This is just the beginning of what may become a steady stream of next-gen designs knocking on NRC’s door. Currently, over 70 advanced nuclear projects are underway in North America.
Stalwart climate champions from all corners and both parties have recognized the role that advanced nuclear can play to address climate change -- and the role that the NRC plays in realizing that future. In 2018, Congress enacted legislation to bring the commission into the 21st century, directing it to adapt its licensing process to make room for innovation and commercialization of next-gen reactors.
The measure “will help provide the regulatory structure needed for safe, advanced nuclear energy to play an important role as we transition to a carbon-free energy future,” Sen. Cory Booker (D-N.J.) said upon the introduction of its first iteration.
Concurrently, co-sponsor Sen. Sheldon Whitehouse (D-R.I.) called on Congress to “remove barriers to adopting promising low-carbon technology like advanced nuclear reactors to address the serious threats from fossil fuels.” With today’s advanced reactor innovation, the NRC "needs to be able to adapt to these new technologies and this legislation will give it that flexibility.”
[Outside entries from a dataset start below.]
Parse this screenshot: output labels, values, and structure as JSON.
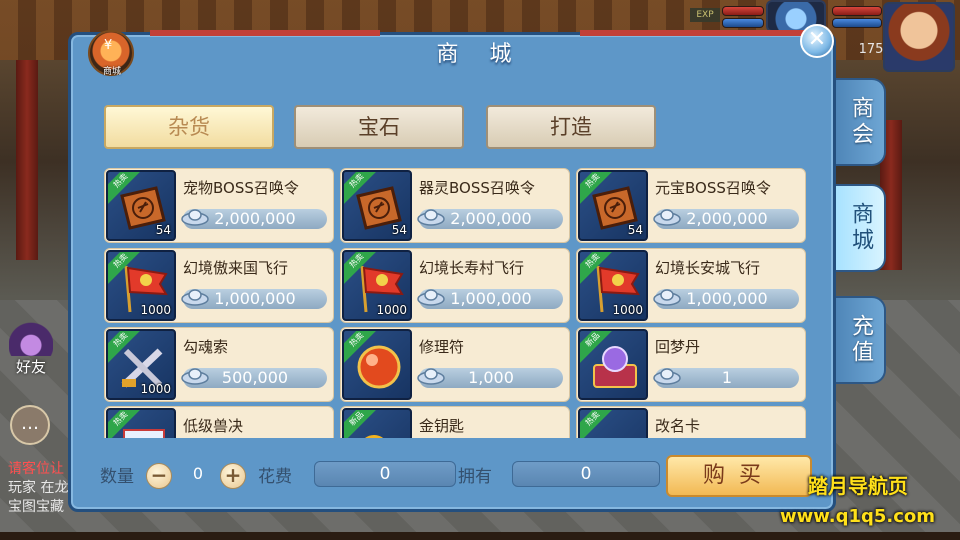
{
  "hud": {
    "exp_label": "EXP",
    "level": "175"
  },
  "left_panel": {
    "friends_label": "好友",
    "chat_lines": [
      "请客位让",
      "玩家 在龙",
      "宝图宝藏"
    ]
  },
  "panel": {
    "title": "商 城",
    "badge_icon": "¥",
    "badge_label": "商城",
    "close_icon": "✕"
  },
  "side_tabs": [
    {
      "label": "商会",
      "active": false
    },
    {
      "label": "商城",
      "active": true
    },
    {
      "label": "充值",
      "active": false
    }
  ],
  "category_tabs": [
    {
      "label": "杂货",
      "active": true
    },
    {
      "label": "宝石",
      "active": false
    },
    {
      "label": "打造",
      "active": false
    }
  ],
  "items": [
    {
      "name": "宠物BOSS召唤令",
      "price": "2,000,000",
      "qty": "54",
      "tag": "热卖",
      "icon": "token-icon"
    },
    {
      "name": "器灵BOSS召唤令",
      "price": "2,000,000",
      "qty": "54",
      "tag": "热卖",
      "icon": "token-icon"
    },
    {
      "name": "元宝BOSS召唤令",
      "price": "2,000,000",
      "qty": "54",
      "tag": "热卖",
      "icon": "token-icon"
    },
    {
      "name": "幻境傲来国飞行",
      "price": "1,000,000",
      "qty": "1000",
      "tag": "热卖",
      "icon": "flag-icon"
    },
    {
      "name": "幻境长寿村飞行",
      "price": "1,000,000",
      "qty": "1000",
      "tag": "热卖",
      "icon": "flag-icon"
    },
    {
      "name": "幻境长安城飞行",
      "price": "1,000,000",
      "qty": "1000",
      "tag": "热卖",
      "icon": "flag-icon"
    },
    {
      "name": "勾魂索",
      "price": "500,000",
      "qty": "1000",
      "tag": "热卖",
      "icon": "hook-rope-icon"
    },
    {
      "name": "修理符",
      "price": "1,000",
      "qty": "",
      "tag": "热卖",
      "icon": "repair-orb-icon"
    },
    {
      "name": "回梦丹",
      "price": "1",
      "qty": "",
      "tag": "新品",
      "icon": "treasure-chest-icon"
    },
    {
      "name": "低级兽决",
      "price": "",
      "qty": "",
      "tag": "热卖",
      "icon": "scroll-icon"
    },
    {
      "name": "金钥匙",
      "price": "",
      "qty": "",
      "tag": "新品",
      "icon": "gold-key-icon"
    },
    {
      "name": "改名卡",
      "price": "",
      "qty": "",
      "tag": "热卖",
      "icon": "rename-card-icon"
    }
  ],
  "purchase": {
    "qty_label": "数量",
    "qty_minus": "−",
    "qty_value": "0",
    "qty_plus": "+",
    "cost_label": "花费",
    "cost_value": "0",
    "own_label": "拥有",
    "own_value": "0",
    "buy_label": "购买"
  },
  "watermark": {
    "line1": "踏月导航页",
    "line2": "www.q1q5.com"
  },
  "colors": {
    "panel_blue": "#5e97c8",
    "card_bg": "#f7ebd3",
    "tag_green": "#2fa64a",
    "buy_gold": "#f2b954",
    "watermark_yellow": "#ffe01a"
  }
}
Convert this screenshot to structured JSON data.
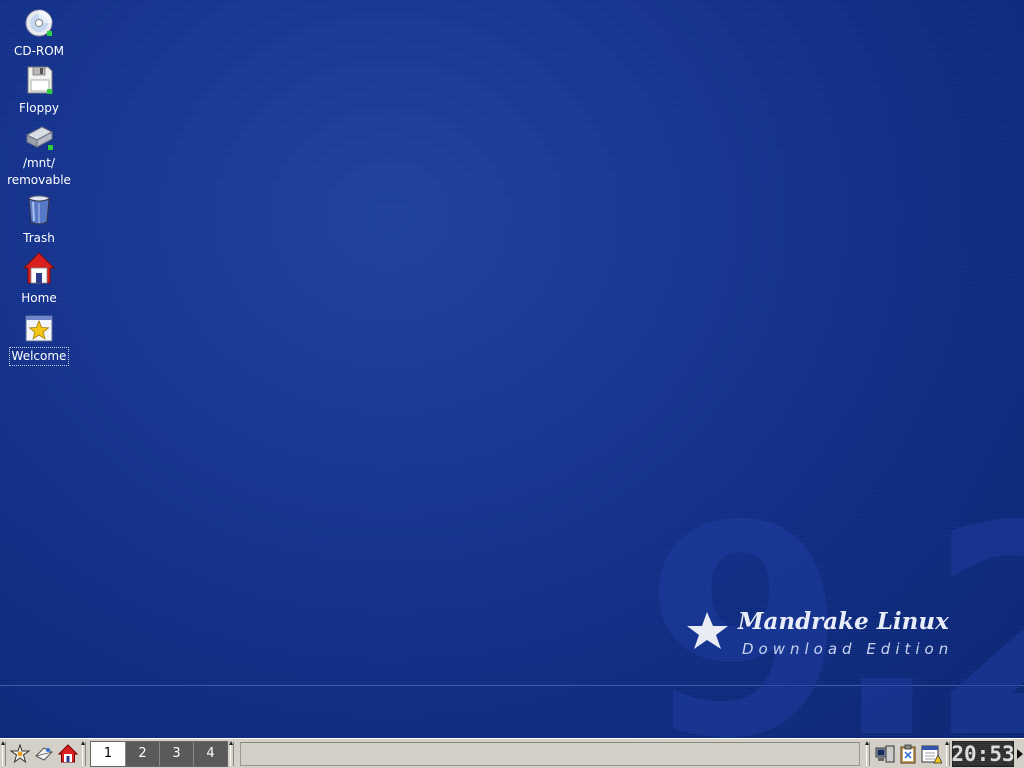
{
  "desktop": {
    "icons": [
      {
        "label": "CD-ROM",
        "icon": "cdrom-icon"
      },
      {
        "label": "Floppy",
        "icon": "floppy-icon"
      },
      {
        "label": "/mnt/\nremovable",
        "line1": "/mnt/",
        "line2": "removable",
        "icon": "removable-drive-icon"
      },
      {
        "label": "Trash",
        "icon": "trash-icon"
      },
      {
        "label": "Home",
        "icon": "home-icon"
      },
      {
        "label": "Welcome",
        "icon": "welcome-star-icon",
        "selected": true
      }
    ]
  },
  "branding": {
    "version": "9.2",
    "name": "Mandrake Linux",
    "edition": "Download Edition"
  },
  "taskbar": {
    "launchers": [
      "kmenu-star-icon",
      "mail-icon",
      "home-icon"
    ],
    "pager": [
      "1",
      "2",
      "3",
      "4"
    ],
    "active_desktop": "1",
    "tray_icons": [
      "network-monitor-icon",
      "klipper-icon",
      "calendar-icon"
    ],
    "clock": "20:53"
  },
  "colors": {
    "desktop_bg": "#163592",
    "taskbar_bg": "#d4d0c8"
  }
}
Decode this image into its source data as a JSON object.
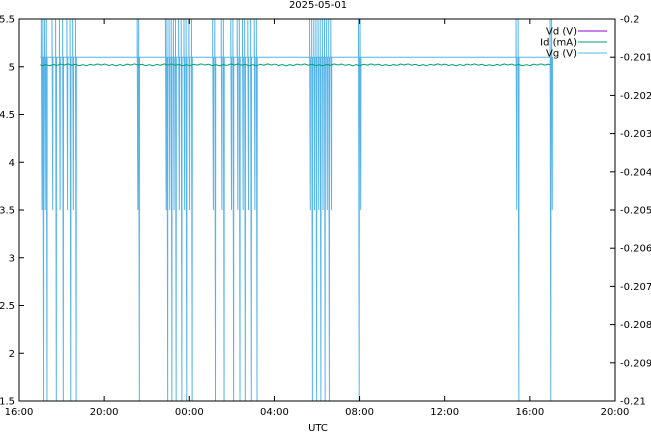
{
  "chart_data": {
    "type": "line",
    "title": "2025-05-01",
    "xlabel": "UTC",
    "ylabel": "",
    "y2label": "",
    "x_ticks": [
      "16:00",
      "20:00",
      "00:00",
      "04:00",
      "08:00",
      "12:00",
      "16:00",
      "20:00"
    ],
    "x_range_hours": [
      0,
      28
    ],
    "y_left_ticks": [
      "1.5",
      "2",
      "2.5",
      "3",
      "3.5",
      "4",
      "4.5",
      "5",
      "5.5"
    ],
    "ylim_left": [
      1.5,
      5.5
    ],
    "y_right_ticks": [
      "-0.21",
      "-0.209",
      "-0.208",
      "-0.207",
      "-0.206",
      "-0.205",
      "-0.204",
      "-0.203",
      "-0.202",
      "-0.201",
      "-0.2"
    ],
    "ylim_right": [
      -0.21,
      -0.2
    ],
    "legend_position": "top-right",
    "grid": false,
    "series": [
      {
        "name": "Vd (V)",
        "color": "#9400d3",
        "axis": "left",
        "values": []
      },
      {
        "name": "Id (mA)",
        "color": "#009e73",
        "axis": "left",
        "x_start_hours": 1.0,
        "x_end_hours": 25.0,
        "level": 5.02
      },
      {
        "name": "Vg (V)",
        "color": "#56b4e9",
        "axis": "right",
        "baseline": -0.201,
        "spike_levels": [
          -0.2,
          -0.205,
          -0.21
        ],
        "spikes": [
          {
            "t": 1.05,
            "d": 1
          },
          {
            "t": 1.12,
            "d": 2
          },
          {
            "t": 1.2,
            "d": 1
          },
          {
            "t": 1.28,
            "d": 2
          },
          {
            "t": 1.55,
            "d": 1
          },
          {
            "t": 1.72,
            "d": 2
          },
          {
            "t": 1.9,
            "d": 1
          },
          {
            "t": 2.05,
            "d": 2
          },
          {
            "t": 2.25,
            "d": 1
          },
          {
            "t": 2.4,
            "d": 2
          },
          {
            "t": 2.52,
            "d": 1
          },
          {
            "t": 2.65,
            "d": 2
          },
          {
            "t": 5.55,
            "d": 1
          },
          {
            "t": 5.62,
            "d": 2
          },
          {
            "t": 6.88,
            "d": 1
          },
          {
            "t": 6.95,
            "d": 2
          },
          {
            "t": 7.05,
            "d": 1
          },
          {
            "t": 7.15,
            "d": 2
          },
          {
            "t": 7.25,
            "d": 1
          },
          {
            "t": 7.35,
            "d": 2
          },
          {
            "t": 7.5,
            "d": 1
          },
          {
            "t": 7.62,
            "d": 2
          },
          {
            "t": 7.75,
            "d": 1
          },
          {
            "t": 7.85,
            "d": 2
          },
          {
            "t": 7.98,
            "d": 1
          },
          {
            "t": 8.1,
            "d": 2
          },
          {
            "t": 9.1,
            "d": 1
          },
          {
            "t": 9.2,
            "d": 2
          },
          {
            "t": 9.5,
            "d": 1
          },
          {
            "t": 9.6,
            "d": 2
          },
          {
            "t": 9.95,
            "d": 1
          },
          {
            "t": 10.05,
            "d": 2
          },
          {
            "t": 10.25,
            "d": 1
          },
          {
            "t": 10.35,
            "d": 2
          },
          {
            "t": 10.5,
            "d": 1
          },
          {
            "t": 10.6,
            "d": 2
          },
          {
            "t": 10.75,
            "d": 1
          },
          {
            "t": 10.88,
            "d": 2
          },
          {
            "t": 11.05,
            "d": 1
          },
          {
            "t": 11.15,
            "d": 2
          },
          {
            "t": 13.65,
            "d": 1
          },
          {
            "t": 13.75,
            "d": 2
          },
          {
            "t": 13.85,
            "d": 1
          },
          {
            "t": 13.95,
            "d": 2
          },
          {
            "t": 14.05,
            "d": 1
          },
          {
            "t": 14.15,
            "d": 2
          },
          {
            "t": 14.25,
            "d": 1
          },
          {
            "t": 14.35,
            "d": 2
          },
          {
            "t": 14.45,
            "d": 1
          },
          {
            "t": 14.55,
            "d": 2
          },
          {
            "t": 14.65,
            "d": 1
          },
          {
            "t": 15.95,
            "d": 2
          },
          {
            "t": 16.02,
            "d": 1
          },
          {
            "t": 23.35,
            "d": 1
          },
          {
            "t": 23.45,
            "d": 2
          },
          {
            "t": 24.95,
            "d": 2
          },
          {
            "t": 25.02,
            "d": 1
          }
        ]
      }
    ]
  }
}
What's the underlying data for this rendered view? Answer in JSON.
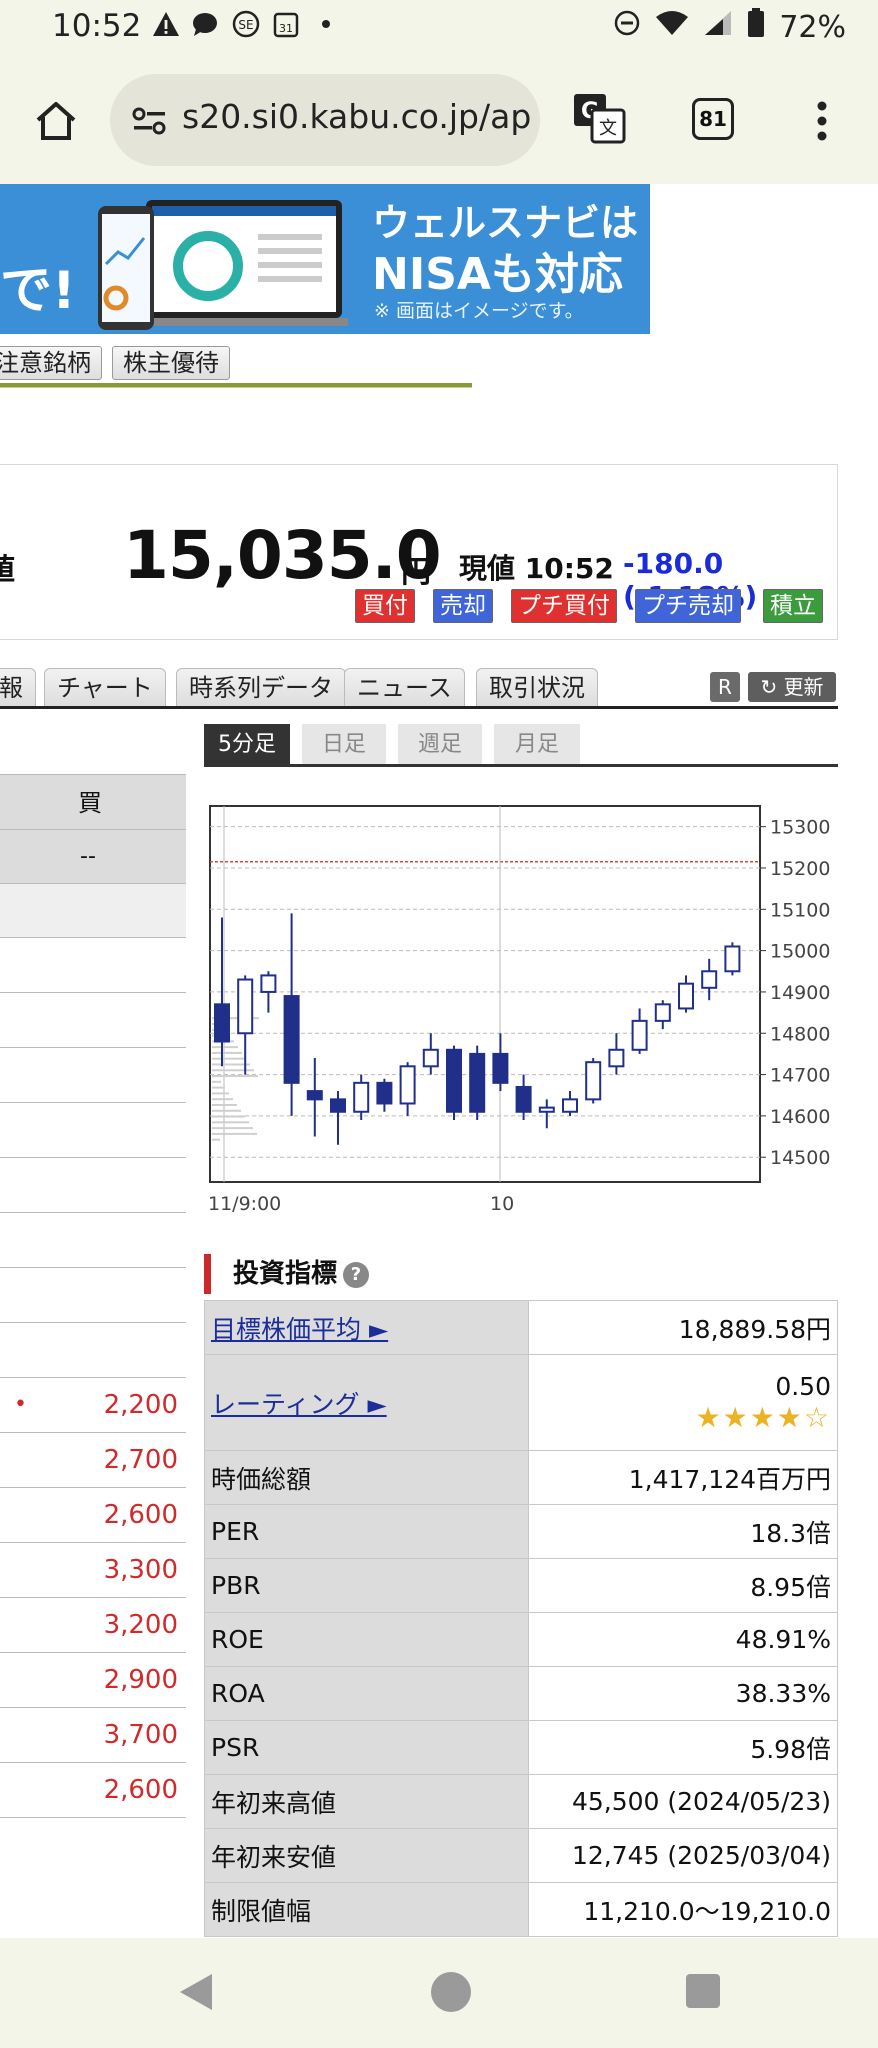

Every day, the 3,000+ employees of the NRC are hard at work both preserving our clean energy foundation and acting as gatekeeper to a technology that could prove vital in getting us on the fastest and fairest path to net-zero emissions. The commission has shown it’s up to the task to adapt to exciting emerging technologies. So, from the technical analyst sitting in their cubicle in Rockville, Md., to the inspector out in the field: Know that you are contributing to an undercover climate agency.